Mammograms - benefits may not outweigh the risks
In 2002, Danish scientists shocked the world of medicine by suggesting that
their research did not back up the theory that mammograms helped protect
women from dying of breast cancer. Before this no one had questioned
the yearly mammogram, still advocated by many medical providers except those
proponents of alternative medicine like
Dr William Campbell
Douglas who produces an email called the "Daily Dose". In one of his
articles, Dr Campbell, in 2004, suggested that mammograms might actually
increase the risk of cancer, reminding his readers that he had repeatedly
warned about the dangers of mammograms. He cited a 1992
epidemiological study of 90,000 women, in Canada which suggested that women
having regular mammograms showed a significant increase (36%-52%) in
mortality from breast cancer.
An article by two Danish researchers, Dr. Peter Gotzsche, and Ole Olsen, of the Nordic Cochrane Center in Copenhagen, published in the October 20th 2002 issue of The Lancet, challenged assumptions about mammograms, calling previous studies "flawed." The scientists analyzed seven major studies which "proved" that women having regular mammograms had a lower risk of dying of breast cancer (note: these are the studies often cited by the American Cancer Society in advocating mammograms). The studies, Gotzsche and Olson concluded, did not meet the requirements of scientific standards and were unreliable.

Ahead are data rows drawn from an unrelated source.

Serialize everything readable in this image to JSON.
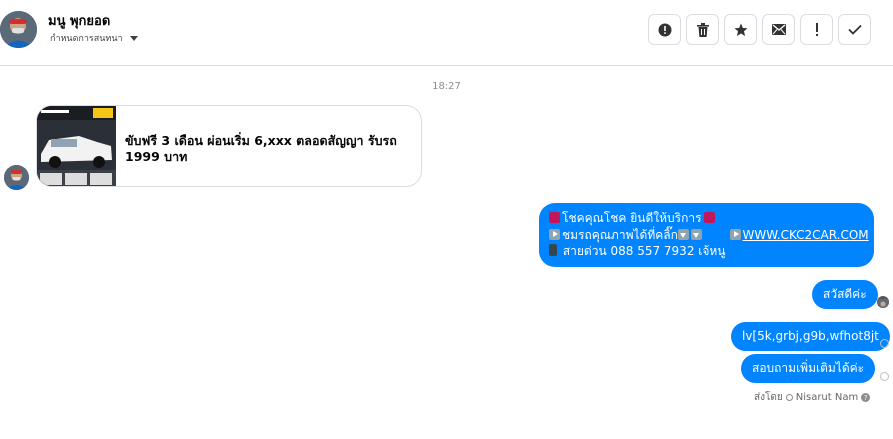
{
  "header": {
    "contact_name": "มนู พุกยอด",
    "assign_label": "กำหนดการสนทนา",
    "actions": [
      {
        "name": "alert-icon",
        "glyph": "!"
      },
      {
        "name": "trash-icon",
        "glyph": "🗑"
      },
      {
        "name": "star-icon",
        "glyph": "★"
      },
      {
        "name": "mail-icon",
        "glyph": "✉"
      },
      {
        "name": "exclamation-icon",
        "glyph": "!"
      },
      {
        "name": "check-icon",
        "glyph": "✓"
      }
    ]
  },
  "thread": {
    "timestamp": "18:27",
    "incoming_card": {
      "text": "ขับฟรี 3 เดือน ผ่อนเริ่ม 6,xxx ตลอดสัญญา รับรถ 1999 บาท"
    },
    "outgoing_big": {
      "line1": "โชคคุณโชค ยินดีให้บริการ",
      "line2a": "ชมรถคุณภาพได้ที่คลิ๊ก",
      "line2b": "WWW.CKC2CAR.COM",
      "line3": "สายด่วน 088 557 7932 เจ้หนู"
    },
    "outgoing_messages": [
      "สวัสดีค่ะ",
      "lv[5k,grbj,g9b,wfhot8jt",
      "สอบถามเพิ่มเติมได้ค่ะ"
    ],
    "sent_by_label": "ส่งโดย",
    "sent_by_name": "Nisarut Nam"
  }
}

Gotzsche and Olsen found that:
* While it is often asserted that early detection spares patients more aggressive treatments, screening results in over-diagnosis, which has led to a 20% increase in mastectomies and a 30% increase in the removal of tumors (tumorectomies).
* Mammograms not only pick up slow-growing tumors, but also identify cell changes that, under a microscope, look like cancer, but are biologically benign. As a result, doctors may have aggressively treated something that may have gone unnoticed during the women's lifetime.
Continuing research from Canada and Sweden and even the USA seems to back up Gotzsche and Olsen's results. They have suggested that women having mammograms regularly, had little to no lower risk of dying of breast cancer than did women only doing the nightly breast self exams.
An article appearing in the Journal of the American Medical Association, Oct 21, 2009, stated new research suggests that the number of early detections has not changed since mammograms became popular.
According to the abstract:
One possible explanation is that screening may be increasing the burden of low-risk cancers without significantly reducing the burden of more aggressively growing cancers and therefore not resulting in the anticipated reduction in cancer mortality.
This analysis by by Dr. Laura Esserman, a professor of surgery and radiology at the University of California, San Francisco, and director of the Carol Frank Buck Breast Care Center there, and Dr. Ian Thompson, professor and chairman of the department of urology at The University of Texas Health Science Center, San Antonio suggested that perhaps some very slow growing cancers or "pre cancers" do not need to be treated and that in cases like that, the risks of treatment may outweigh the benefits.
Finally another researcher suggested that fast growing breast cancers can pop up between mammograms (usually given at 1 year intervals) as the reason why for many women, the self breast exam works better.
And a growing body of evidence suggests that mammograms themselves may raise the risk of breast cancer since they deliver to each breast, 1000 times the amount of radiation delivered in a chest X-ray.
Additionally false positives from mammograms have been estimated as high as from 73 to 90 percent. False positives require additional mammograms (another 1000 times the radiation of a chest x-ray to each breast) and often, surgical biopsies which can be invasive. A family member has experienced 3 or 4 false positives and a friend of mine experienced a positive, got another mammogram and again got a positive and ended up with an invasive biopsy which took three months to heal. (She is 73, an age which some have questioned even need to get mammograms). And of course, she did not have breast cancer. It was a false positive the mammogram saw. False positives not only lead to more mammograms which might increase the risk of breast cancer but also cause women a lot of psychological stress.
Because of the new data, U.S. Preventative Services Task Force issued new guidelines recommending against routine mammograms for women in their forties (in 2009).
Mammograms probably save some lives, most agree, but each person must decide whether the risks outweigh the benefits. Right now, there seems not real good evidence that the breast self exam still isn't the best way of detecting breast cancer.
At one CME I attended, one of the physicians pointed out that perhaps mammograms were not as effective as first thought because when cancer became detectable in a mammogram, it would also be detectable in a breast self exam.
A physician quoted in one of the articles agreed. Coming out clean (cancer free) on a mammogram, she went home, did a breast self exam and found a breast cancer. Needless to say, she no longer recommends mammograms for her patients.
JAMA Oct 21, 2009 available on the web at http://jama.ama-assn.org/cgi/content/abstract/302/15/1685Lancet Oct 2002 - Goesche / Olson metastudy - article in the New York Times, Oct 2002